◆ Exercise description: Give the entries below again exactly. Their pictures are not needed.

---

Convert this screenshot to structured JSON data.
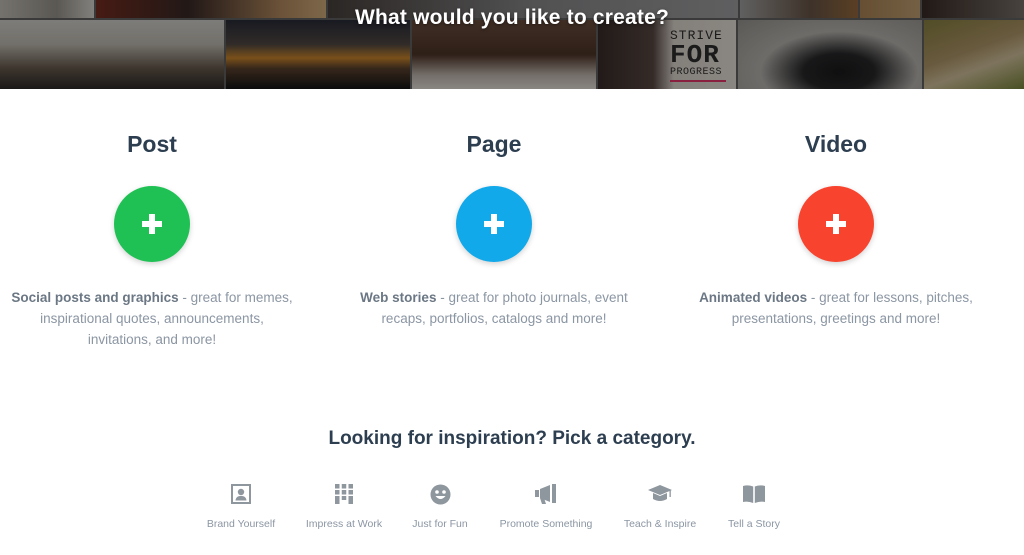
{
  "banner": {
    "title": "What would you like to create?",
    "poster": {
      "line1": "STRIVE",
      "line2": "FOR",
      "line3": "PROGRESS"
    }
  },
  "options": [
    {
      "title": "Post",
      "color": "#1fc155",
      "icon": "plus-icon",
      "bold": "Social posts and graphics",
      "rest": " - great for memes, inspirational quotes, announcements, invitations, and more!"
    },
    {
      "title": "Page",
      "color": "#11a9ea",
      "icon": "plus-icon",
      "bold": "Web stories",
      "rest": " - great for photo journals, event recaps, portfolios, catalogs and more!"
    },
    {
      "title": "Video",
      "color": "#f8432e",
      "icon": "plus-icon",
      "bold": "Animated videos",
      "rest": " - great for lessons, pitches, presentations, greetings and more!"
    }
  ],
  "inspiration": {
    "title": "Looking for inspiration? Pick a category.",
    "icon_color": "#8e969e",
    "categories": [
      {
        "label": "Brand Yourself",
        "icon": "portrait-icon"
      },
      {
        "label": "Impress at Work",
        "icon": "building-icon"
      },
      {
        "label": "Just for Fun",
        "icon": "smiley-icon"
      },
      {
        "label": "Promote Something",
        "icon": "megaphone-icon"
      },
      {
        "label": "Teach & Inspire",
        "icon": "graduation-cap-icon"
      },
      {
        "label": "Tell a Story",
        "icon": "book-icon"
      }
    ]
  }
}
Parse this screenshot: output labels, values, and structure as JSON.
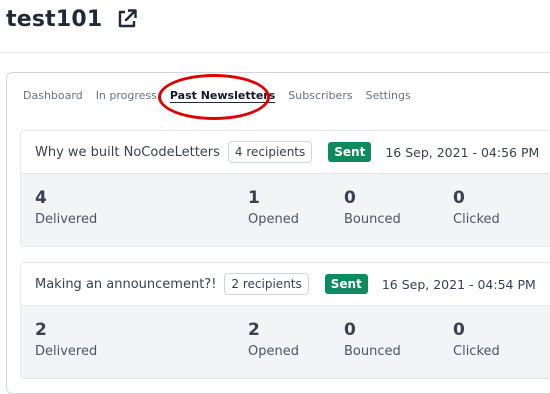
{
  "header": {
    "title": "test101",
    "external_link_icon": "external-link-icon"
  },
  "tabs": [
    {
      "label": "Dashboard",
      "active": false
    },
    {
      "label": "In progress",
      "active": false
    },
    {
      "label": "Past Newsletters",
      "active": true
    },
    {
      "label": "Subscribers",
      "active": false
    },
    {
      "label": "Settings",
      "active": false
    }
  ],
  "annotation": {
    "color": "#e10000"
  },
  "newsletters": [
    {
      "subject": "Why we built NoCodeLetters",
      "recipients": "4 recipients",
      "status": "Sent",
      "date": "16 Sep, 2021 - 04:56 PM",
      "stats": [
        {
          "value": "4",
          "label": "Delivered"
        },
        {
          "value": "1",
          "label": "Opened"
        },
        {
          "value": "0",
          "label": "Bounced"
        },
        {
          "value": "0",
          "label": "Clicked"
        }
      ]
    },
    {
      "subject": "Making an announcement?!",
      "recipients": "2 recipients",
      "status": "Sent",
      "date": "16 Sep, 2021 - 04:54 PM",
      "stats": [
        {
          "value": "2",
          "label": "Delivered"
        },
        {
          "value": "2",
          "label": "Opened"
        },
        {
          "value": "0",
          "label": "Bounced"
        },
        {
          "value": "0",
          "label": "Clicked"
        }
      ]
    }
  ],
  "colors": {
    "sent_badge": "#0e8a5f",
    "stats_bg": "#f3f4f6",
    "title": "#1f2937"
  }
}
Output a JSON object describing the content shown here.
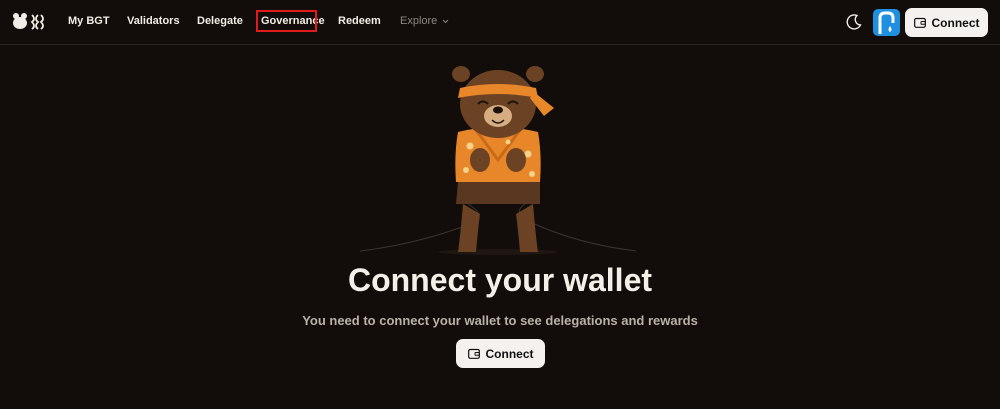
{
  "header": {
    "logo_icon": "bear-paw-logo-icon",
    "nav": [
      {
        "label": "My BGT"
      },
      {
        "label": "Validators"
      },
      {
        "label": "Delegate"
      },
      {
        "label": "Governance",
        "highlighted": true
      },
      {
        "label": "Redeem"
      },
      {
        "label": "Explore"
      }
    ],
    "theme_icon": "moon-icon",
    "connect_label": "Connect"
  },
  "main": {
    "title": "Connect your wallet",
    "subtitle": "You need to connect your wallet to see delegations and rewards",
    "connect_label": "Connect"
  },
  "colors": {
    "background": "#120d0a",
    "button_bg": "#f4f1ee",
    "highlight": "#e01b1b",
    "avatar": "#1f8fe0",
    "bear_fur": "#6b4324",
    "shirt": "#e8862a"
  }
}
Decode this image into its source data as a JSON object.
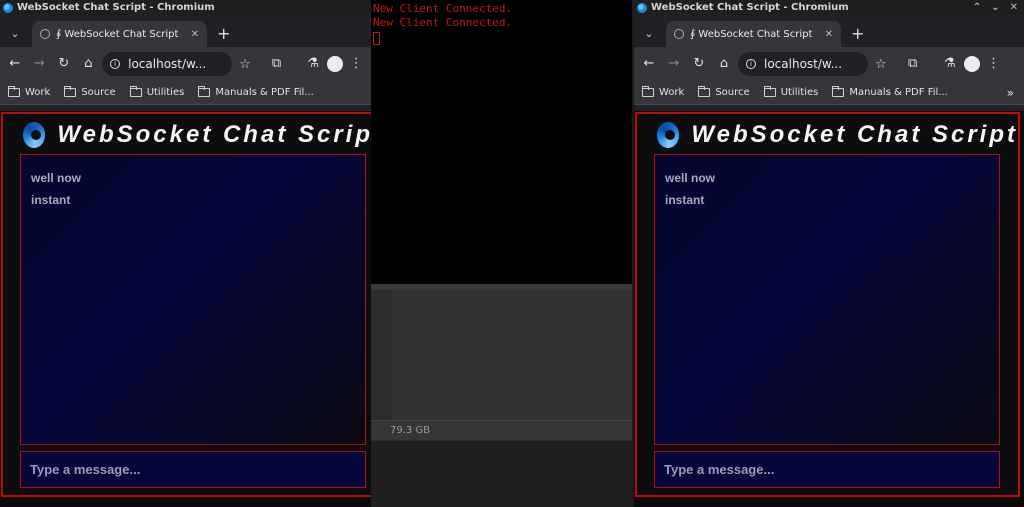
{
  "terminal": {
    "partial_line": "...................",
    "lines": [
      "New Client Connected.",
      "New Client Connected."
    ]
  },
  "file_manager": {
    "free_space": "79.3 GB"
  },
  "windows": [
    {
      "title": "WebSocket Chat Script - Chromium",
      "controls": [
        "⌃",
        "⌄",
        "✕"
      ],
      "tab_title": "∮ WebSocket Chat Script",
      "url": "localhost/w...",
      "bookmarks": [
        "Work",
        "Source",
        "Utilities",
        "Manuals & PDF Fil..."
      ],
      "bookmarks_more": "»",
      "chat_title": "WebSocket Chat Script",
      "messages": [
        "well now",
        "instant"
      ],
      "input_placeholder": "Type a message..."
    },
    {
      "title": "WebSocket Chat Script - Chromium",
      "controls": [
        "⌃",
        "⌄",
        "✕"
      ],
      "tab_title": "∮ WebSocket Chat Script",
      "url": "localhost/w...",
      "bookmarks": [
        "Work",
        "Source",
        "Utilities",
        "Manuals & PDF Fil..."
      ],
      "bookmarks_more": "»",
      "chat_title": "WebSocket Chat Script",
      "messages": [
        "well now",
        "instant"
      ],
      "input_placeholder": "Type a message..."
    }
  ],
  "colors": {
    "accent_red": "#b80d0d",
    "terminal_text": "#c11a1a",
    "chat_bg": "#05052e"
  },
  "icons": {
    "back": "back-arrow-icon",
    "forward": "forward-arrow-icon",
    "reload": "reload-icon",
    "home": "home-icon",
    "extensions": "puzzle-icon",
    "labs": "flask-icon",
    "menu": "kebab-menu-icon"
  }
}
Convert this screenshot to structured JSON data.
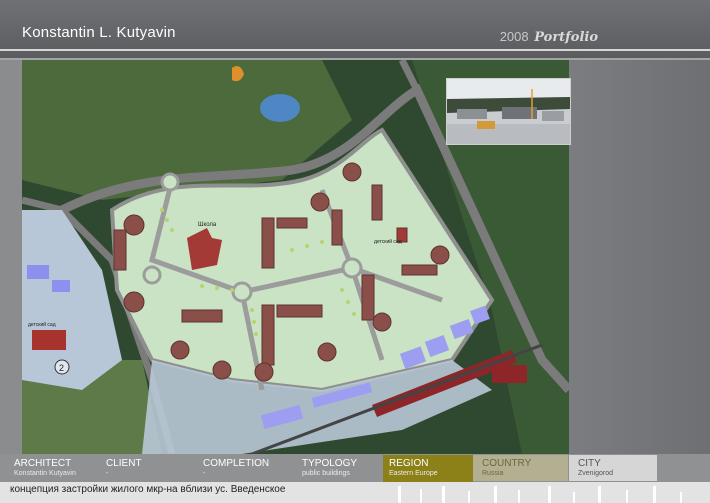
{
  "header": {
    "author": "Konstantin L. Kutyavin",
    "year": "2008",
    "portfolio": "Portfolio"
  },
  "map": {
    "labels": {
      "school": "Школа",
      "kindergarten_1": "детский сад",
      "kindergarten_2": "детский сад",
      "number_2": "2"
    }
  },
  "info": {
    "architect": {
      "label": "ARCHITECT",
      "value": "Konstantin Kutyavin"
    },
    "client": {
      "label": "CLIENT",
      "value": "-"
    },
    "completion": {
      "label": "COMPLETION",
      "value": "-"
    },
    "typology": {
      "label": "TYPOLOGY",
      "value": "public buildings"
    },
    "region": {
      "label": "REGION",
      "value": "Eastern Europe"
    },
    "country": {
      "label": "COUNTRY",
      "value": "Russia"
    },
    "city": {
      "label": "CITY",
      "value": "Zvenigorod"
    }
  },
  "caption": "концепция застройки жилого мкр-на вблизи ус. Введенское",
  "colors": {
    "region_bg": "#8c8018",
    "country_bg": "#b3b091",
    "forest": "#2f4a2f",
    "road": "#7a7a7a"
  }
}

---

◆ Reply:
Convert this screenshot to structured JSON data.
{
  "banner": {
    "title": "What would you like to create?",
    "poster": {
      "line1": "STRIVE",
      "line2": "FOR",
      "line3": "PROGRESS"
    }
  },
  "options": [
    {
      "title": "Post",
      "color": "#1fc155",
      "icon": "plus-icon",
      "bold": "Social posts and graphics",
      "rest": " - great for memes, inspirational quotes, announcements, invitations, and more!"
    },
    {
      "title": "Page",
      "color": "#11a9ea",
      "icon": "plus-icon",
      "bold": "Web stories",
      "rest": " - great for photo journals, event recaps, portfolios, catalogs and more!"
    },
    {
      "title": "Video",
      "color": "#f8432e",
      "icon": "plus-icon",
      "bold": "Animated videos",
      "rest": " - great for lessons, pitches, presentations, greetings and more!"
    }
  ],
  "inspiration": {
    "title": "Looking for inspiration? Pick a category.",
    "icon_color": "#8e969e",
    "categories": [
      {
        "label": "Brand Yourself",
        "icon": "portrait-icon"
      },
      {
        "label": "Impress at Work",
        "icon": "building-icon"
      },
      {
        "label": "Just for Fun",
        "icon": "smiley-icon"
      },
      {
        "label": "Promote Something",
        "icon": "megaphone-icon"
      },
      {
        "label": "Teach & Inspire",
        "icon": "graduation-cap-icon"
      },
      {
        "label": "Tell a Story",
        "icon": "book-icon"
      }
    ]
  }
}
Parse this screenshot: output labels, values, and structure as JSON.
{
  "header": {
    "title": "test101",
    "external_link_icon": "external-link-icon"
  },
  "tabs": [
    {
      "label": "Dashboard",
      "active": false
    },
    {
      "label": "In progress",
      "active": false
    },
    {
      "label": "Past Newsletters",
      "active": true
    },
    {
      "label": "Subscribers",
      "active": false
    },
    {
      "label": "Settings",
      "active": false
    }
  ],
  "annotation": {
    "color": "#e10000"
  },
  "newsletters": [
    {
      "subject": "Why we built NoCodeLetters",
      "recipients": "4 recipients",
      "status": "Sent",
      "date": "16 Sep, 2021 - 04:56 PM",
      "stats": [
        {
          "value": "4",
          "label": "Delivered"
        },
        {
          "value": "1",
          "label": "Opened"
        },
        {
          "value": "0",
          "label": "Bounced"
        },
        {
          "value": "0",
          "label": "Clicked"
        }
      ]
    },
    {
      "subject": "Making an announcement?!",
      "recipients": "2 recipients",
      "status": "Sent",
      "date": "16 Sep, 2021 - 04:54 PM",
      "stats": [
        {
          "value": "2",
          "label": "Delivered"
        },
        {
          "value": "2",
          "label": "Opened"
        },
        {
          "value": "0",
          "label": "Bounced"
        },
        {
          "value": "0",
          "label": "Clicked"
        }
      ]
    }
  ],
  "colors": {
    "sent_badge": "#0e8a5f",
    "stats_bg": "#f3f4f6",
    "title": "#1f2937"
  }
}
Output a JSON object describing the content shown here.
{
  "header": {
    "logo_icon": "bear-paw-logo-icon",
    "nav": [
      {
        "label": "My BGT"
      },
      {
        "label": "Validators"
      },
      {
        "label": "Delegate"
      },
      {
        "label": "Governance",
        "highlighted": true
      },
      {
        "label": "Redeem"
      },
      {
        "label": "Explore"
      }
    ],
    "theme_icon": "moon-icon",
    "connect_label": "Connect"
  },
  "main": {
    "title": "Connect your wallet",
    "subtitle": "You need to connect your wallet to see delegations and rewards",
    "connect_label": "Connect"
  },
  "colors": {
    "background": "#120d0a",
    "button_bg": "#f4f1ee",
    "highlight": "#e01b1b",
    "avatar": "#1f8fe0",
    "bear_fur": "#6b4324",
    "shirt": "#e8862a"
  }
}
Decode this image into its source data as a JSON object.
{
  "terminal": {
    "partial_line": "...................",
    "lines": [
      "New Client Connected.",
      "New Client Connected."
    ]
  },
  "file_manager": {
    "free_space": "79.3 GB"
  },
  "windows": [
    {
      "title": "WebSocket Chat Script - Chromium",
      "controls": [
        "⌃",
        "⌄",
        "✕"
      ],
      "tab_title": "∮ WebSocket Chat Script",
      "url": "localhost/w...",
      "bookmarks": [
        "Work",
        "Source",
        "Utilities",
        "Manuals & PDF Fil..."
      ],
      "bookmarks_more": "»",
      "chat_title": "WebSocket Chat Script",
      "messages": [
        "well now",
        "instant"
      ],
      "input_placeholder": "Type a message..."
    },
    {
      "title": "WebSocket Chat Script - Chromium",
      "controls": [
        "⌃",
        "⌄",
        "✕"
      ],
      "tab_title": "∮ WebSocket Chat Script",
      "url": "localhost/w...",
      "bookmarks": [
        "Work",
        "Source",
        "Utilities",
        "Manuals & PDF Fil..."
      ],
      "bookmarks_more": "»",
      "chat_title": "WebSocket Chat Script",
      "messages": [
        "well now",
        "instant"
      ],
      "input_placeholder": "Type a message..."
    }
  ],
  "colors": {
    "accent_red": "#b80d0d",
    "terminal_text": "#c11a1a",
    "chat_bg": "#05052e"
  },
  "icons": {
    "back": "back-arrow-icon",
    "forward": "forward-arrow-icon",
    "reload": "reload-icon",
    "home": "home-icon",
    "extensions": "puzzle-icon",
    "labs": "flask-icon",
    "menu": "kebab-menu-icon"
  }
}
Convert this screenshot to structured JSON data.
{
  "header": {
    "author": "Konstantin L. Kutyavin",
    "year": "2008",
    "portfolio": "Portfolio"
  },
  "map": {
    "labels": {
      "school": "Школа",
      "kindergarten_1": "детский сад",
      "kindergarten_2": "детский сад",
      "number_2": "2"
    }
  },
  "info": {
    "architect": {
      "label": "ARCHITECT",
      "value": "Konstantin Kutyavin"
    },
    "client": {
      "label": "CLIENT",
      "value": "-"
    },
    "completion": {
      "label": "COMPLETION",
      "value": "-"
    },
    "typology": {
      "label": "TYPOLOGY",
      "value": "public buildings"
    },
    "region": {
      "label": "REGION",
      "value": "Eastern Europe"
    },
    "country": {
      "label": "COUNTRY",
      "value": "Russia"
    },
    "city": {
      "label": "CITY",
      "value": "Zvenigorod"
    }
  },
  "caption": "концепция застройки жилого мкр-на вблизи ус. Введенское",
  "colors": {
    "region_bg": "#8c8018",
    "country_bg": "#b3b091",
    "forest": "#2f4a2f",
    "road": "#7a7a7a"
  }
}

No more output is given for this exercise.